Thursday, September 1, 2016

‘We’ll get you there’: New carrier strives to be region’s hometown airline



Plans are on course for a smooth takeoff next month when Southern Airways Express begins operating Johnstown commuter flights. 

With six flights a day from Johnstown, four from Altoona and six from DuBois, travelers from the west-central Pennsylvania area will have many options to connect with larger carriers and low-rate airlines at three major airports, Executive Vice President Mark Cestari said.

Three daily round-trip flights from John Murtha Johnstown-Cambria County Airport will go to Pittsburgh International Airport and the other three will continue the connection with Dulles International Airport outside Washington.

Fares will range from $29 to $59 a seat for every Pittsburgh flight and $39 to $89 for Dulles.
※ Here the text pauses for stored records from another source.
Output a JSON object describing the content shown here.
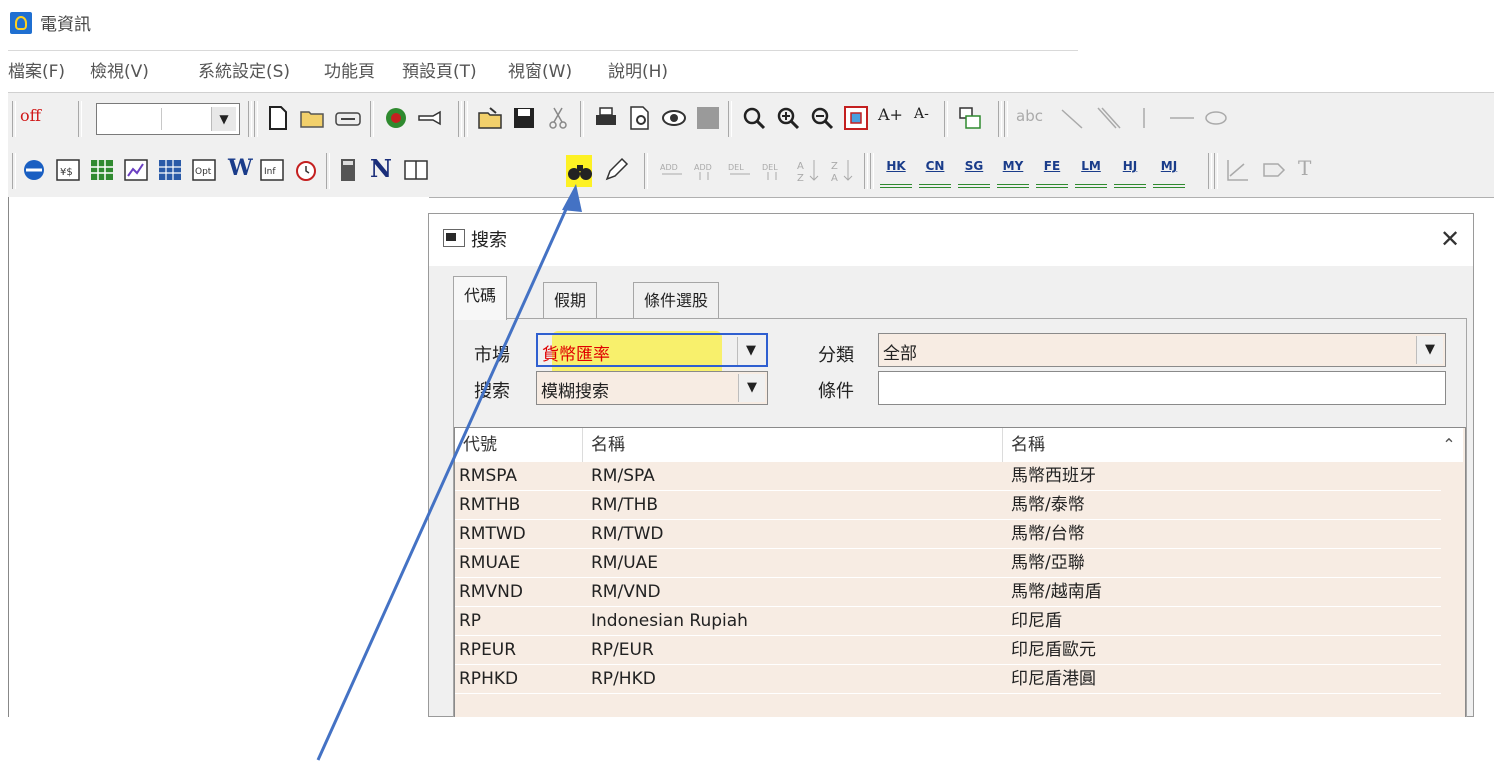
{
  "window": {
    "title": "電資訊"
  },
  "menu": {
    "items": [
      "檔案(F)",
      "檢視(V)",
      "系統設定(S)",
      "功能頁",
      "預設頁(T)",
      "視窗(W)",
      "說明(H)"
    ]
  },
  "toolbar1": {
    "off_label": "off",
    "combo_value": "",
    "text_size_up": "A+",
    "text_size_down": "A-",
    "abc_label": "abc"
  },
  "toolbar2": {
    "n_label": "N",
    "w_label": "W",
    "t_label": "T",
    "markets": [
      "HK",
      "CN",
      "SG",
      "MY",
      "FE",
      "LM",
      "HJ",
      "MJ"
    ]
  },
  "dialog": {
    "title": "搜索",
    "tabs": [
      "代碼",
      "假期",
      "條件選股"
    ],
    "market_label": "市場",
    "market_value": "貨幣匯率",
    "category_label": "分類",
    "category_value": "全部",
    "search_label": "搜索",
    "search_value": "模糊搜索",
    "condition_label": "條件",
    "condition_value": "",
    "table": {
      "headers": [
        "代號",
        "名稱",
        "名稱"
      ],
      "rows": [
        {
          "code": "RMSPA",
          "name": "RM/SPA",
          "name_zh": "馬幣西班牙"
        },
        {
          "code": "RMTHB",
          "name": "RM/THB",
          "name_zh": "馬幣/泰幣"
        },
        {
          "code": "RMTWD",
          "name": "RM/TWD",
          "name_zh": "馬幣/台幣"
        },
        {
          "code": "RMUAE",
          "name": "RM/UAE",
          "name_zh": "馬幣/亞聯"
        },
        {
          "code": "RMVND",
          "name": "RM/VND",
          "name_zh": "馬幣/越南盾"
        },
        {
          "code": "RP",
          "name": "Indonesian Rupiah",
          "name_zh": "印尼盾"
        },
        {
          "code": "RPEUR",
          "name": "RP/EUR",
          "name_zh": "印尼盾歐元"
        },
        {
          "code": "RPHKD",
          "name": "RP/HKD",
          "name_zh": "印尼盾港圓"
        }
      ]
    }
  },
  "colors": {
    "highlight": "#fff100",
    "arrow": "#4472c4",
    "market_text": "#e00000",
    "row_bg": "#f7ece3"
  }
}
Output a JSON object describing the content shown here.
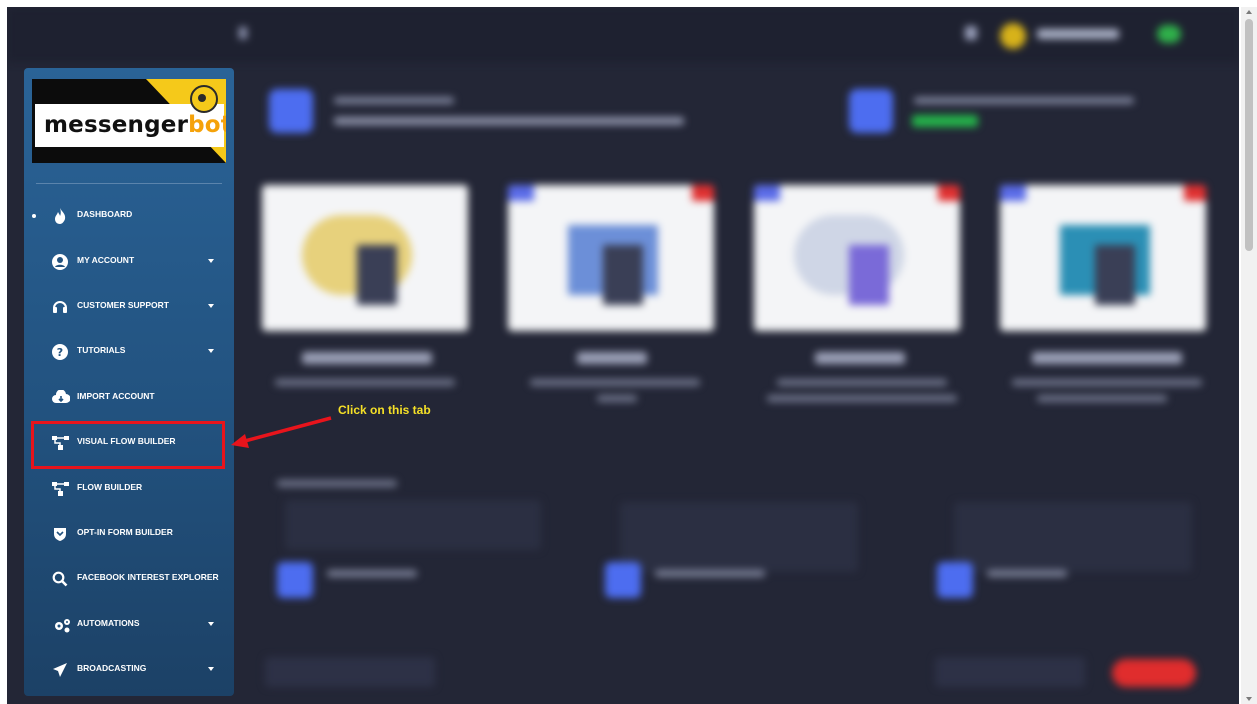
{
  "sidebar": {
    "logo": {
      "text_main": "messenger",
      "text_accent": "bot"
    },
    "items": [
      {
        "label": "DASHBOARD",
        "icon": "fire-icon",
        "has_caret": false
      },
      {
        "label": "MY ACCOUNT",
        "icon": "user-circle-icon",
        "has_caret": true
      },
      {
        "label": "CUSTOMER SUPPORT",
        "icon": "headset-icon",
        "has_caret": true
      },
      {
        "label": "TUTORIALS",
        "icon": "question-circle-icon",
        "has_caret": true
      },
      {
        "label": "IMPORT ACCOUNT",
        "icon": "cloud-download-icon",
        "has_caret": false
      },
      {
        "label": "VISUAL FLOW BUILDER",
        "icon": "flow-icon",
        "has_caret": false
      },
      {
        "label": "FLOW BUILDER",
        "icon": "flow-icon",
        "has_caret": false
      },
      {
        "label": "OPT-IN FORM BUILDER",
        "icon": "shield-icon",
        "has_caret": false
      },
      {
        "label": "FACEBOOK INTEREST EXPLORER",
        "icon": "search-icon",
        "has_caret": false
      },
      {
        "label": "AUTOMATIONS",
        "icon": "gears-icon",
        "has_caret": true
      },
      {
        "label": "BROADCASTING",
        "icon": "paper-plane-icon",
        "has_caret": true
      }
    ]
  },
  "annotation": {
    "text": "Click on this tab"
  },
  "colors": {
    "highlight": "#e8141c",
    "annotation_text": "#f5e027",
    "sidebar_top": "#2a6397",
    "sidebar_bottom": "#1c4166",
    "background": "#232636",
    "logo_accent": "#f5a20a"
  }
}
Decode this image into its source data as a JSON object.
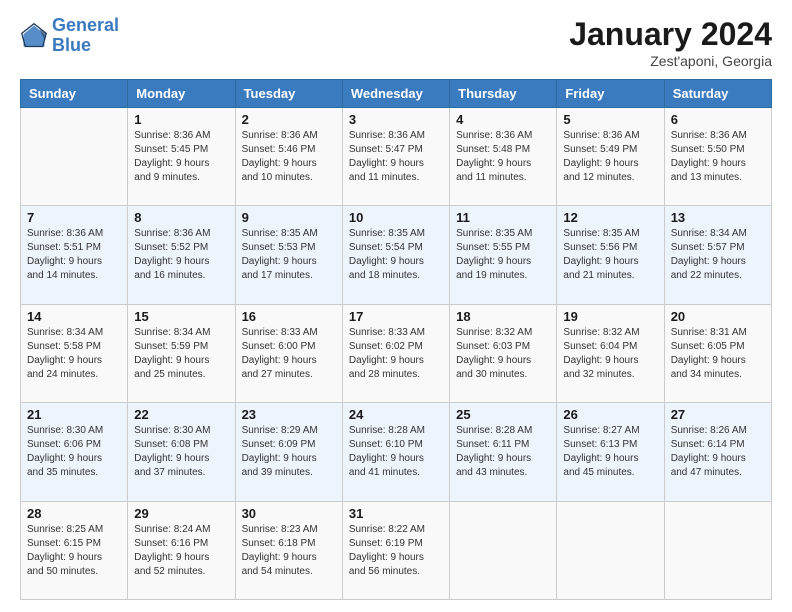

“The $29 is not a sale price,” Cestari said. “We will control availability of fares based on peak times, but there will be $29 seats on every flight.”

Southern flights from Altoona and DuBois will go to Pittsburgh and Baltimore-Washington International Thurgood Marshall Airport.

“We are offering all of our markets two hub airports,” Cestari said. “We’ll have service to three airports from the market area. That’s the way to do business.”

Earlier this week, the federal Department of Transportation announced Southern Airways Express had been selected to serve Johnstown, Altoona and Johnstown airports under the federally subsidized Essential Air Service program. Within days, the three airports were informed they were being dropped from the EAS program because of low ridership or high costs. 

“Instructions on how to apply for a waiver were included in the order,” Johnstown airport Manager RaNell Fenchak said. “I’ve already begun the process.”

Airport officials said they are confident the local airports will receive a waiver because the current carrier, Silver Airways has been unreliable. 

“We are very excited about (Southern),” Johnstown-Cambria County Airport Authority Chairman David Kalina said. “We have an additional destination with Pittsburgh and they do have a track record of service and reliability.”

Southern will operate nine-passenger Cessna Caravan aircraft, Cestari said, adding that the smaller planes allow the low-cost regional airline to offer more options from each airport. 

“It was developed for Federal Express,” Cestari said. “They fly to hundreds of airports. It is a nine-passenger plane with large baggage pods. We are not going to have any trouble carrying large suitcases, golf bags or fishing poles.”

Southern does not charge a baggage fee, he added. 

The Cessna Caravan’s dependability has been proven not only by FedEx, but also by its service connecting remote areas of Alaska, Cestari said. 

Johnstown’s airport authority agreed to allow Southern to operate the single-engine Cessna because of its proven dependability, Kalina said. 

“I have no concerns with that at all,” said Kalina, who is a pilot. “Worldwide, the Cessna Caravan has, arguably, the best single-engine aircraft reputation out there.”

As an independent air carrier, Southern’s passengers will have a few more steps in transferring to other airlines. Although most take their baggage to the connecting gate, Cestari said, most checked bags won’t require a baggage fee on the other airline. 

Transferring passengers will get priority check-in, he added. 

Southern’s business plan focuses on getting travelers to the greatest number connecting flights and options. Some travelers prefer the major airlines’ service and are willing to pay for the amenities, Cestari said. Others are looking for low cost airlines.

“You decide what you want; either way, we’ll get you there,” he said. “We are the hometown airline.”

Dulles is home to a United Airlines hub, offering connections worldwide. Pittsburgh features a selection of low-cost airlines. 

“Those two airports really represent the best of both worlds,” Kalina said. “It really opens up opportunities.”

Basing two planes in Johnstown will also improve dependability,    

“Our flights are all nonstop.” Cestari said. “Our pilots are based in the city they serve. Our pilots will live in Johnstown. Our planes will sleep in Johnstown.”

A spare crew and plane based in Pittsburgh will available if there are problems.

“Those are the reasons we think our service level is going to be exceptional,” he said. 

Although there have been no discussions with current Silver Airlines employees at the airport, Cestari said Southern would prefer to hire those with experience in the market.

Source:   http://www.tribdem.com

No comments: